Matt Lingard discusses the age-old mantra that pedagogy should lead the technology rather than the other way round. I think this arises from the fear among some faculty that somehow their more technical colleagues are doing all sorts of supposedly innovative things with technology which in the end of the day don’t actually help learners. That’s a legitimate concern – conference proceedings are littered with examples of learning technology experiments that cost a lot of money and had little or even negative impact on learners. Some of the more effective examples are detailed in JISC’s fascinating recent report: Exploring Tangible Benefits of e-Learning: Does Investment Yield Interest?
I have to say I’ve always thought this mantra was rubbish though. I’ve been hearing it for almost two decades. You wouldn’t have learning technology without the technology and there would be no learning technology without learning. If the web and its many underlying technologies hadn’t been invented we wouldn’t have the possibilities of web-based learning. If wikis, blogs, forums and video conferencing hadn’t emerged for other purposes then we wouldn’t have been able to look at how to use them for learning purposes.
Technology often leads the way and can make new forms of learning possible. The key is to apply the lessons we already know about learning to new technologies as they arise, and to evaluate continuously whether the new applications are having a positive impact on learning.

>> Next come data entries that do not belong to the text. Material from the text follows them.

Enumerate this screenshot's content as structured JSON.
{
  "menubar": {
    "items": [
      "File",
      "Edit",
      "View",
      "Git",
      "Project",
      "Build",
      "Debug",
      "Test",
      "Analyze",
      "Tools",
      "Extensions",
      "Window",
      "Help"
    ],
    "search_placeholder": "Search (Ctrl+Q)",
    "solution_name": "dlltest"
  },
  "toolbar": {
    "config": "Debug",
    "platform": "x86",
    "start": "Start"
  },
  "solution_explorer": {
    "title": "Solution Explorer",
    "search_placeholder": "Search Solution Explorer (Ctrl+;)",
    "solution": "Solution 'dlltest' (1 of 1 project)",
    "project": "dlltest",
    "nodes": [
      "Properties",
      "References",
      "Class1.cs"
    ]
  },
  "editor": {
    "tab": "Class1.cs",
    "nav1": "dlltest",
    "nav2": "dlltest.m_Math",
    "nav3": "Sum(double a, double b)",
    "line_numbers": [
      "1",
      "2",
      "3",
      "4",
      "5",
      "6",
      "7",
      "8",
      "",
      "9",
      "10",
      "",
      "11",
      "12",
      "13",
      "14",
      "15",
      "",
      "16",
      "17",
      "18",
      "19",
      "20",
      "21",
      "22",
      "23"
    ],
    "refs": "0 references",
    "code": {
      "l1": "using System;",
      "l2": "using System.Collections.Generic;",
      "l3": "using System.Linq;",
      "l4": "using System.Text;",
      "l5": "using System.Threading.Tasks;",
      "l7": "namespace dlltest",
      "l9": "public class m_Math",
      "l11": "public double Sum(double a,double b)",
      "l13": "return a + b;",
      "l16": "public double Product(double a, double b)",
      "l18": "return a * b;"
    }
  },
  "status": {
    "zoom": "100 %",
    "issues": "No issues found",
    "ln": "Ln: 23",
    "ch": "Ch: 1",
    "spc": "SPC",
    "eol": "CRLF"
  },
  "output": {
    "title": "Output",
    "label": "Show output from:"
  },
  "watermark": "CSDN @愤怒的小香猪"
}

Get a degree in instructional technology to advance the technical fields.